The energy transition is hitting a rough patch as utilities are being directed directly or indirectly to prioritize affordability over decarbonization. My conversations and meetings in recent weeks include regulatory pricing pressures in Colorado, Michigan, and Maryland.
The Iowa Case
Iowa is another state where utilities are under scrutiny. EnergyCentral.com reports, “This [ratemaking study and legislative review] process stemmed from the passage this year of House File 617, which required the IUB (Iowa Utilities Board) to undertake this review with a focus on ‘ensuring safe, adequate, reliable, and affordable utility services provided at rates that are nondiscriminatory, just, reasonable, and based on the utility’s cost of providing service to its customers within Iowa.’”
Note the word “clean” is not part of the objective. As renewable penetration increases, there is upward pressure on prices, despite the opening comments from the PR Newswire. For example, Alliant Energy recently filed for a rate increase of 13-20%, depending on sector, over two years. I investigated.
I pulled electric generation and sales data from the Energy Information Administration. Unfortunately, the most recent data are from 2020-2021, but it provides pricing versus renewable penetration over a decade-plus. I found several interesting things discussed below these charts.
Iowa has massively cut CO2 emissions, with coal consumption dropping nearly 75% with a minor increase in natural gas consumption. Combined cycle natural gas plants produce electricity with 70% less emissions than coal. It’s legit to say carbon emissions have fallen 70%, which is monumental.
Iowa consumes about 53,000 GWh of electricity and generates 34,000 GWh with wind resources – about 65% of the total. As wind generation increased, exports increased to 10-15%.
In the third chart, I looked at electricity prices versus the Midwest’s consumer price index. Iowa’s electricity prices have opened a small gap compared to the CPI. The gap likely closed to some extent as the CPI has soared in the last few years.
Finally, except for the “great recession” in 2008-2009 and COVID-19 in 2020, electricity sales increased steadily as lighting technology underwent an efficiency transformation from 2.0 Watts per square foot to less than 0.71 Watts per square foot. A sampling of our 1990s reports shows that lighting represented half the energy consumed by schools! Electrical loads, especially if transportation and HVAC electrification take off, will grow like it’s the 1950s.
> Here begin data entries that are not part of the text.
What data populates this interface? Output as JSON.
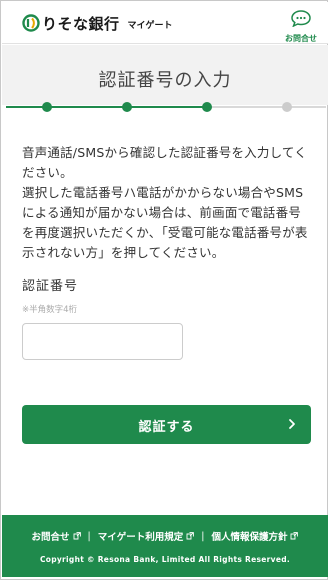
{
  "header": {
    "brand": "りそな銀行",
    "sub_brand": "マイゲート",
    "contact_label": "お問合せ"
  },
  "page": {
    "title": "認証番号の入力",
    "steps_total": 4,
    "current_step": 3
  },
  "instructions": {
    "line1": "音声通話/SMSから確認した認証番号を入力してください。",
    "line2": "選択した電話番号ハ電話がかからない場合やSMSによる通知が届かない場合は、前画面で電話番号を再度選択いただくか、「受電可能な電話番号が表示されない方」を押してください。"
  },
  "form": {
    "field_label": "認証番号",
    "field_hint": "※半角数字4桁",
    "code_value": "",
    "submit_label": "認証する"
  },
  "footer": {
    "links": [
      "お問合せ",
      "マイゲート利用規定",
      "個人情報保護方針"
    ],
    "separator": "|",
    "copyright": "Copyright © Resona Bank, Limited All Rights Reserved."
  },
  "colors": {
    "brand_green": "#1f8a4c",
    "step_inactive": "#cccccc"
  },
  "icons": {
    "contact": "chat-bubble-icon",
    "submit": "chevron-right-icon",
    "external": "external-link-icon",
    "logo": "resona-logo-icon"
  }
}
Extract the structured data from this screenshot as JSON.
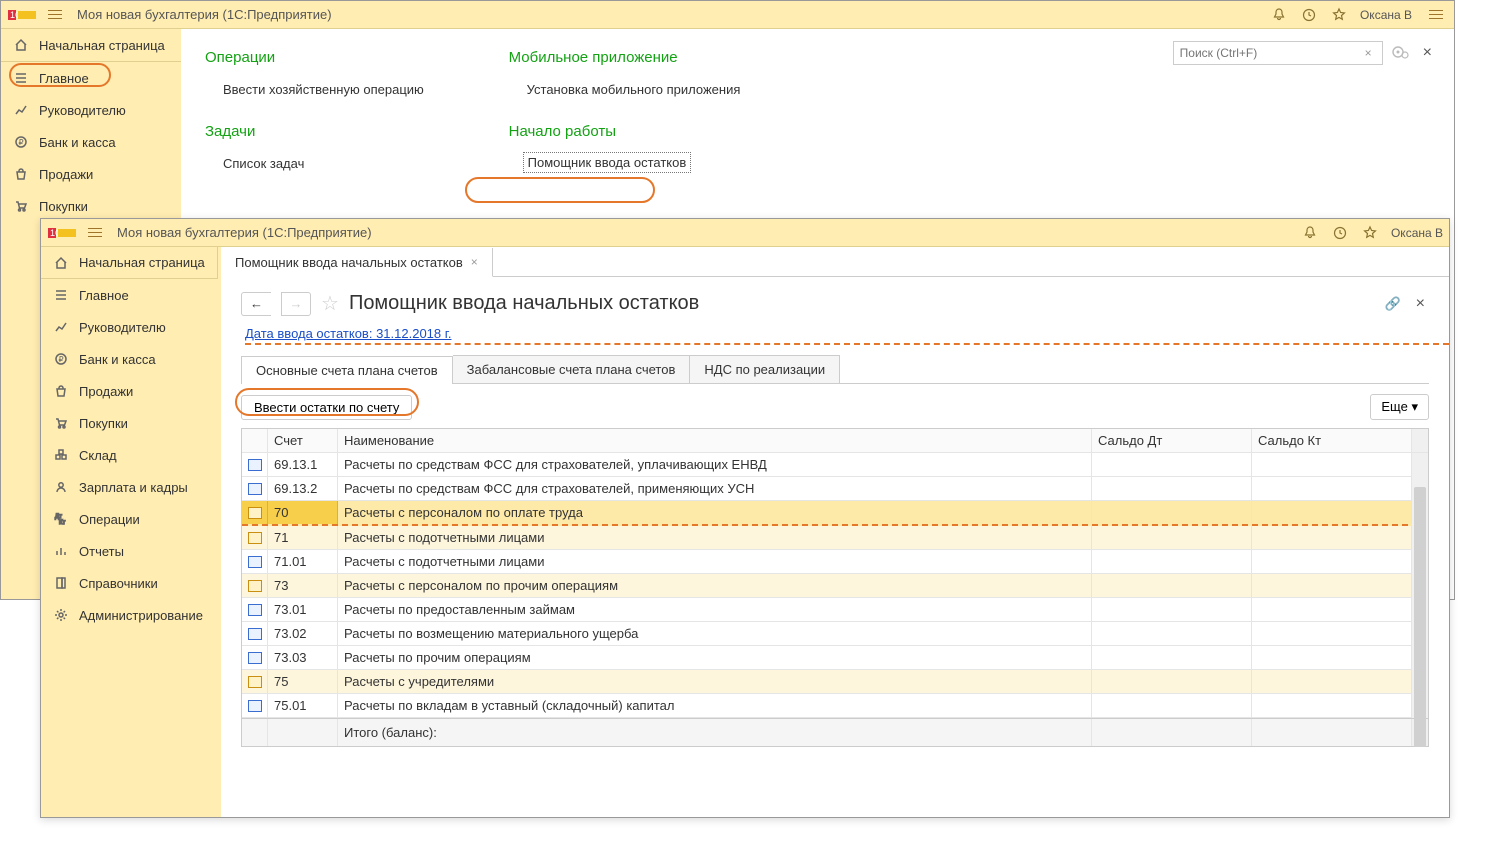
{
  "titlebar": {
    "app_title": "Моя новая бухгалтерия",
    "app_suffix": "  (1С:Предприятие)",
    "user": "Оксана В"
  },
  "sidebar_top": {
    "home_tab": "Начальная страница"
  },
  "sidebar": {
    "items": [
      {
        "label": "Главное",
        "icon": "menu"
      },
      {
        "label": "Руководителю",
        "icon": "chart"
      },
      {
        "label": "Банк и касса",
        "icon": "ruble"
      },
      {
        "label": "Продажи",
        "icon": "bag"
      },
      {
        "label": "Покупки",
        "icon": "cart"
      },
      {
        "label": "Склад",
        "icon": "boxes"
      },
      {
        "label": "Зарплата и кадры",
        "icon": "person"
      },
      {
        "label": "Операции",
        "icon": "dtkt"
      },
      {
        "label": "Отчеты",
        "icon": "bars"
      },
      {
        "label": "Справочники",
        "icon": "book"
      },
      {
        "label": "Администрирование",
        "icon": "gear"
      }
    ]
  },
  "search": {
    "placeholder": "Поиск (Ctrl+F)"
  },
  "sections": {
    "operations_title": "Операции",
    "operations_link": "Ввести хозяйственную операцию",
    "mobile_title": "Мобильное приложение",
    "mobile_link": "Установка мобильного приложения",
    "tasks_title": "Задачи",
    "tasks_link": "Список задач",
    "start_title": "Начало работы",
    "start_link": "Помощник ввода остатков"
  },
  "win2": {
    "tab_label": "Помощник ввода начальных остатков",
    "page_title": "Помощник ввода начальных остатков",
    "date_link": "Дата ввода остатков: 31.12.2018 г.",
    "subtabs": [
      "Основные счета плана счетов",
      "Забалансовые счета плана счетов",
      "НДС по реализации"
    ],
    "enter_btn": "Ввести остатки по счету",
    "more_btn": "Еще",
    "columns": {
      "acct": "Счет",
      "name": "Наименование",
      "dt": "Сальдо Дт",
      "kt": "Сальдо Кт"
    },
    "footer": "Итого (баланс):",
    "rows": [
      {
        "acct": "69.13.1",
        "name": "Расчеты по средствам ФСС для страхователей, уплачивающих ЕНВД",
        "y": false,
        "sel": false
      },
      {
        "acct": "69.13.2",
        "name": "Расчеты по средствам ФСС для страхователей, применяющих УСН",
        "y": false,
        "sel": false
      },
      {
        "acct": "70",
        "name": "Расчеты с персоналом по оплате труда",
        "y": true,
        "sel": true
      },
      {
        "acct": "71",
        "name": "Расчеты с подотчетными лицами",
        "y": true,
        "sel": false
      },
      {
        "acct": "71.01",
        "name": "Расчеты с подотчетными лицами",
        "y": false,
        "sel": false
      },
      {
        "acct": "73",
        "name": "Расчеты с персоналом по прочим операциям",
        "y": true,
        "sel": false
      },
      {
        "acct": "73.01",
        "name": "Расчеты по предоставленным займам",
        "y": false,
        "sel": false
      },
      {
        "acct": "73.02",
        "name": "Расчеты по возмещению материального ущерба",
        "y": false,
        "sel": false
      },
      {
        "acct": "73.03",
        "name": "Расчеты по прочим операциям",
        "y": false,
        "sel": false
      },
      {
        "acct": "75",
        "name": "Расчеты с учредителями",
        "y": true,
        "sel": false
      },
      {
        "acct": "75.01",
        "name": "Расчеты по вкладам в уставный (складочный) капитал",
        "y": false,
        "sel": false
      }
    ]
  }
}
Based on my conversations and readings in recent years, I estimate the driver behind HF 617 is as much economic competitiveness with other states as it is affordability for consumers. Thus far, prices have been stable. Despite this page, which notes Iowa’s commercial customers experienced a 10% price advantage over Illinois customers in 2010 and then a 14% disadvantage in 2020, that is only true for commercial rates. Residential and industrial rates did not flip. Conclusion: electricity prices don’t move around at all compared to, say, gasoline.
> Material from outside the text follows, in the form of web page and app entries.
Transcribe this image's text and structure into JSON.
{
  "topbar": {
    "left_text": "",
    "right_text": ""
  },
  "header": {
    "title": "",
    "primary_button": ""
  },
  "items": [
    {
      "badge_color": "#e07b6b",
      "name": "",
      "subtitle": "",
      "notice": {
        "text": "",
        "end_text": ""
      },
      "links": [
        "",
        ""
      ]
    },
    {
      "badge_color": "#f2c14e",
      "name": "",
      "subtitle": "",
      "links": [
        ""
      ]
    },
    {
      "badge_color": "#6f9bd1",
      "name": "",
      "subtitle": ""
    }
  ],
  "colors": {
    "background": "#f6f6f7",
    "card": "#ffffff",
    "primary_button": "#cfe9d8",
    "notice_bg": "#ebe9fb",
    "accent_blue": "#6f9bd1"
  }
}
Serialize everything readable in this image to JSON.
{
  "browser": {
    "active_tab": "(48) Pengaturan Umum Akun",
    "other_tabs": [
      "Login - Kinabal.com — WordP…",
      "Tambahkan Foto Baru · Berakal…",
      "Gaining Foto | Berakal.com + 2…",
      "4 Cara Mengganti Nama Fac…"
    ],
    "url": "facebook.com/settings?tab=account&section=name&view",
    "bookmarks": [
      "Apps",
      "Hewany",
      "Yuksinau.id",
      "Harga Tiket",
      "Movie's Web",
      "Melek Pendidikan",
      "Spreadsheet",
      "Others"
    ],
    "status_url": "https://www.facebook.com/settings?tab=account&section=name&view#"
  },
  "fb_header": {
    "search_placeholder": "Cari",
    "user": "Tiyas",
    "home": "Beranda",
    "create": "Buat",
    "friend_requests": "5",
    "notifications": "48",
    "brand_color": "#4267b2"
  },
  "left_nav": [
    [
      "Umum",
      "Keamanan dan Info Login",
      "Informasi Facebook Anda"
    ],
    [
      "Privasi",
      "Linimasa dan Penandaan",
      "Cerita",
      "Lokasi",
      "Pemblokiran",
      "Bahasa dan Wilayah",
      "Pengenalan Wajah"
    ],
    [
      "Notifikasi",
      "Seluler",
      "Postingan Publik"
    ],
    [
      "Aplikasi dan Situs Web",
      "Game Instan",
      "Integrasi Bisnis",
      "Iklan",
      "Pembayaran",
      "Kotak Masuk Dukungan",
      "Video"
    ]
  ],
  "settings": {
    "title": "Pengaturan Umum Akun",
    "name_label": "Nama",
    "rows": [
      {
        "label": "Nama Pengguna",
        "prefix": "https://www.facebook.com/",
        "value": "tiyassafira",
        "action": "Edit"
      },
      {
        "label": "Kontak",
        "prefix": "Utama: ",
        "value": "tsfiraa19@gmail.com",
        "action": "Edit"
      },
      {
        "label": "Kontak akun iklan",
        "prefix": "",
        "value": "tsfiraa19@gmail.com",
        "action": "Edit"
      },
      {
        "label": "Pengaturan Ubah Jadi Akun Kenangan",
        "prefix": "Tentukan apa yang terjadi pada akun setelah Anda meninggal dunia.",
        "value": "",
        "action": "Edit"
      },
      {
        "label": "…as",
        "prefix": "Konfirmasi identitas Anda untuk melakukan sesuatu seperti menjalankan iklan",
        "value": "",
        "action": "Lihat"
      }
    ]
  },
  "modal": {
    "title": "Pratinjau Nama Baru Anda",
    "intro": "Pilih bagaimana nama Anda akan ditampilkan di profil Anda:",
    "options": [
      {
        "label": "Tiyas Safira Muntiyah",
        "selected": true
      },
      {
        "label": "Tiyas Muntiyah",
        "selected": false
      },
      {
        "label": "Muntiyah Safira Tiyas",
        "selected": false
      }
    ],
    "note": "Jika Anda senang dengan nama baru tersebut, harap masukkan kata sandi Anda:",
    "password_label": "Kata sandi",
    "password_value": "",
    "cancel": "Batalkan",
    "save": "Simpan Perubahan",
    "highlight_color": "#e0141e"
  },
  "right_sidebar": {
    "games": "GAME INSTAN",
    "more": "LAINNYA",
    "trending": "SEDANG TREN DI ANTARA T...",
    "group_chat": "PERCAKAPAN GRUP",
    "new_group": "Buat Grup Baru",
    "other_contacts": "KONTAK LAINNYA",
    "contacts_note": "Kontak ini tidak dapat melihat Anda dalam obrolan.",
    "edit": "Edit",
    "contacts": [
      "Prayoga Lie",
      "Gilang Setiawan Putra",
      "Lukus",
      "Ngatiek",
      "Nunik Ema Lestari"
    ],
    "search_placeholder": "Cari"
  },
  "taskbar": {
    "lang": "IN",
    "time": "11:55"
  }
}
Utilities seek a rate of return through the least path of resistance, and over the last 20 years in Iowa, that means building out wind resources. Let’s hope the consultant hired by the IUB proposes performance-based ratemaking and rate reform to financially reward utilities for load management to pair with intermittent renewable electricity supply.
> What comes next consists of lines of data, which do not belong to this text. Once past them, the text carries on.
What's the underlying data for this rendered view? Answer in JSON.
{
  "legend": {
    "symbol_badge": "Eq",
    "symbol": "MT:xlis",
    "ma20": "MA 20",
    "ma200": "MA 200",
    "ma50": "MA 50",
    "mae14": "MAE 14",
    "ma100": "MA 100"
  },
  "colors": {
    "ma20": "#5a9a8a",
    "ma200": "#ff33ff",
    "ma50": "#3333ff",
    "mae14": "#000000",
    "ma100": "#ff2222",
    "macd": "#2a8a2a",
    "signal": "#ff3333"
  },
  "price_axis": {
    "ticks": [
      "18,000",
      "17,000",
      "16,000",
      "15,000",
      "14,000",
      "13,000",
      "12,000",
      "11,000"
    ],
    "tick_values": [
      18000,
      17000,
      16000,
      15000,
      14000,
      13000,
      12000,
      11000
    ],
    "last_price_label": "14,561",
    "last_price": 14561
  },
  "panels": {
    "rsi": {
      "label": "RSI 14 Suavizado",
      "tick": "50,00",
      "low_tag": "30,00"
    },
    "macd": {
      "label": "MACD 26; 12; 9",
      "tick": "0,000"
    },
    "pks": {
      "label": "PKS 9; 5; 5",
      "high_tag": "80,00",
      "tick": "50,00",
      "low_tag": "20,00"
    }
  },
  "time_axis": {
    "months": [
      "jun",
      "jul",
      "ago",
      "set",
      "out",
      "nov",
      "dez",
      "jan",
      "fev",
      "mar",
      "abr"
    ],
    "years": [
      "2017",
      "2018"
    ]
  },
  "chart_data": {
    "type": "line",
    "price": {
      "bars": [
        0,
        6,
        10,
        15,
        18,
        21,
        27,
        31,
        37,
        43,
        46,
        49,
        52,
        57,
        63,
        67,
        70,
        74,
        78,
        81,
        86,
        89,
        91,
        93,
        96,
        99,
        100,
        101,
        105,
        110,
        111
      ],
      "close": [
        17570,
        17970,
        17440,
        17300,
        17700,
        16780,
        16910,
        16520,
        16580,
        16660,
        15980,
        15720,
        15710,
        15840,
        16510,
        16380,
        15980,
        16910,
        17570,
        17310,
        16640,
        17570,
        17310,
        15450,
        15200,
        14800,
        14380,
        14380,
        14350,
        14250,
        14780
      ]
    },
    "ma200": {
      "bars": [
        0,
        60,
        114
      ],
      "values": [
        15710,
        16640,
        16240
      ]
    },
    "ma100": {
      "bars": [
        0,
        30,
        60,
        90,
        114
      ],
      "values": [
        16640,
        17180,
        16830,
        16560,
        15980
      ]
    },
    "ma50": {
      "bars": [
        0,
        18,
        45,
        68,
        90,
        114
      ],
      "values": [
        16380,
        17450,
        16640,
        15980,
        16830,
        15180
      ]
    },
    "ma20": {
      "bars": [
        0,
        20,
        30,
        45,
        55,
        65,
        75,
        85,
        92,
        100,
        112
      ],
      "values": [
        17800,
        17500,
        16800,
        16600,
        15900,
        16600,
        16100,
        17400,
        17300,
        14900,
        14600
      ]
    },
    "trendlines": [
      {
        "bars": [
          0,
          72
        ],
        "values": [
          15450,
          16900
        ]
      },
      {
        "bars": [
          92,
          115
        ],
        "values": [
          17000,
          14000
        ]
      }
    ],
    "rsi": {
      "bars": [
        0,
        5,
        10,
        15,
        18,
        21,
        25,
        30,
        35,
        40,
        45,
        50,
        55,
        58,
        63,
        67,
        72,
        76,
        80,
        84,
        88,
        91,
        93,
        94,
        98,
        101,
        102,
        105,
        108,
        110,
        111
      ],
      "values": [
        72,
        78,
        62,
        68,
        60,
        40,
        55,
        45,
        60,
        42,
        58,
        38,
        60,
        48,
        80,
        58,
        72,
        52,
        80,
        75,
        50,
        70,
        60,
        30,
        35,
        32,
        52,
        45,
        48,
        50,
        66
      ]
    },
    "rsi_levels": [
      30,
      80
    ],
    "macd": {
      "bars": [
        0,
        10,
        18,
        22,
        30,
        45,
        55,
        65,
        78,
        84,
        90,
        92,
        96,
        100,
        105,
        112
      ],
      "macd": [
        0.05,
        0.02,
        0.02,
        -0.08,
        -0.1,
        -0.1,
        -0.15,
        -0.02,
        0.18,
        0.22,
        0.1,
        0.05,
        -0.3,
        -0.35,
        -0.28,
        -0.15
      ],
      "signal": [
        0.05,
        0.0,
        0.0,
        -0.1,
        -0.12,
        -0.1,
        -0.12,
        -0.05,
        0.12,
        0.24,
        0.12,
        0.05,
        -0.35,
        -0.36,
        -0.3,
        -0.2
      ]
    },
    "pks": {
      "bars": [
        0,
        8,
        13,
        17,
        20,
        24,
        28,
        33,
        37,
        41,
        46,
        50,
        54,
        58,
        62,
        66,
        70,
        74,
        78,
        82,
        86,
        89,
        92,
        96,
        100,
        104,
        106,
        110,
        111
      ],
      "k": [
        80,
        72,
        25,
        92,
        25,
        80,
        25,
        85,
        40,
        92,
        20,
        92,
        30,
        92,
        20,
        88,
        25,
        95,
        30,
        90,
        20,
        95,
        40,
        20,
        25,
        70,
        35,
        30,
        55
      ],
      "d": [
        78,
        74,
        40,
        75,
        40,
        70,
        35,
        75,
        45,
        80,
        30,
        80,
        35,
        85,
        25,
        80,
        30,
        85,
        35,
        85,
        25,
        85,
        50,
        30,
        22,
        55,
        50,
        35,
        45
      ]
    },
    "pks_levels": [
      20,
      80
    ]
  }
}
 ASHRAE/IESNA 90.1 – 1989, Energy Efficient Design of New Buildings Except Low-Rise Residential Buildings – Classroom Lighting Power Density
 ANSI/ASHRAE/IES 90.1 – 2019, Energy Efficient Design of New Buildings Except Low-Rise Residential Buildings – Classroom Lighting Power Density